Food intolerances can develop over time and may very well include the foods you're eating the most of. The most common foods that people react to are gluten, dairy, casein, eggs, soy, and corn products, though you can develop a reaction to anything. 

It's important to identify the foods you have a reaction to and remove them for a period of time until you can heal your gut. Then, you can try to reintroduce the food and see if you notice any symptoms reoccurring.

To do this, I would recommend removing those common triggers I mentioned before (gluten, dairy, casein, eggs, soy, and corn) for at least 30 days. You can then try and slowly reincorporate one at a time over the course of a couple weeks and pay close attention to how you feel. Symptoms can sometimes show up days after you've eaten something you're sensitive to, so give each food a few days before you try something else. 

5. Heal & Seal That Gut Lining

Digestion is a north to south process, meaning we have to get everything right upstream to have success downstream.
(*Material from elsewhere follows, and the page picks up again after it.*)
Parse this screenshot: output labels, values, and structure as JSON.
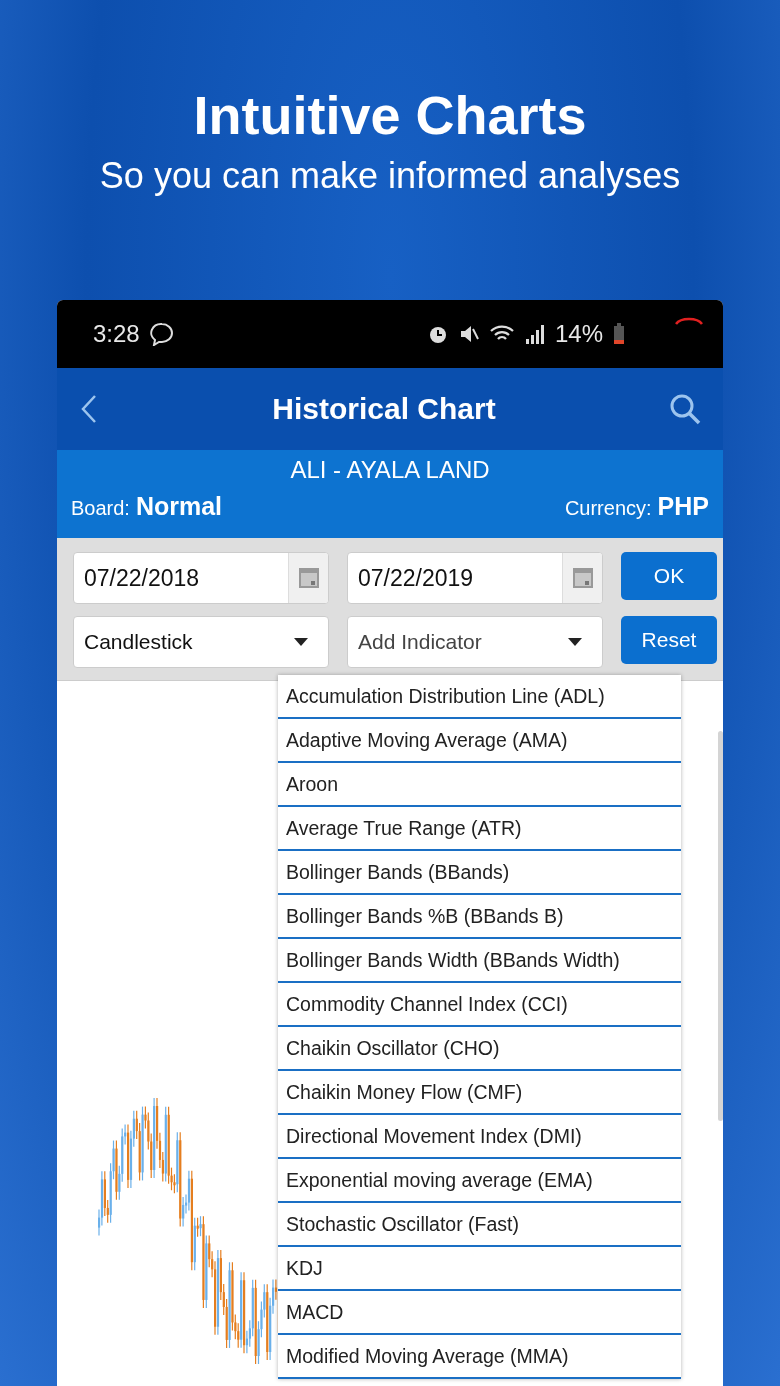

So if you're not parasympathetic when you're eating, you're probably not going to produce enough HCl to breakdown the food appropriately, to then trigger the release of pancreatic enzymes to breakdown the food even more, to then move into the intestines for nutrient absorption and recycling of waste. 

That being said, the intestines tend to deal with the brunt of all the dysfunction going on further north since they're at the end of the system. Poorly chewed and improperly digested food can be damaging to the small and large intestines. As a result, the gut lining can be come permeable, or "leaky", and inflamed. 

We want nutrients to make their way to our blood stream via the intestines when properly digested and broken down to small particles. However, if these particles are too big from improper digestion and the intestines become permeable, larger molecules can pass through the gut lining and into the blood stream. These larger particles should have remained contained with a healthy gut lining. 

When this happens, the body starts to flag the food particles as foreign invaders. The immune system then begins to mount an attack against the food, as it recognizes it as something that shouldn't be there. When you continue to eat the foods your body has flagged as in invader, you will continue to have an immune response. Over time, this is how food allergies, intolerances, and eventually auto immune conditions can develop. 

To help heal the integrity of your gut lining, you can add things like bone broth and collagen peptides. As a nutritional therapy client of mine, we can identify other gut healing nutrients that work for your body and your unique needs. 

Don't forget to work north to south!

Remember, digestion is a north to south process! We have to get everything upstream fixed in order to keep everything downstream happy. If you only focus on say the gut healing aspect without working on chewing your food and getting your HCl production up, you're only putting a bandaid on the situation and eventually will be right back at square one. 

If you're dealing with digestion issues and would like some help getting things back on track, I'm here to help! Nutritional Therapy is incredibly effective with digestion and gut healing. We can work together to implement diet and lifestyle changes and identify supplements that work best for YOUR body and get you feeling better. Click here to learn more about becoming a client.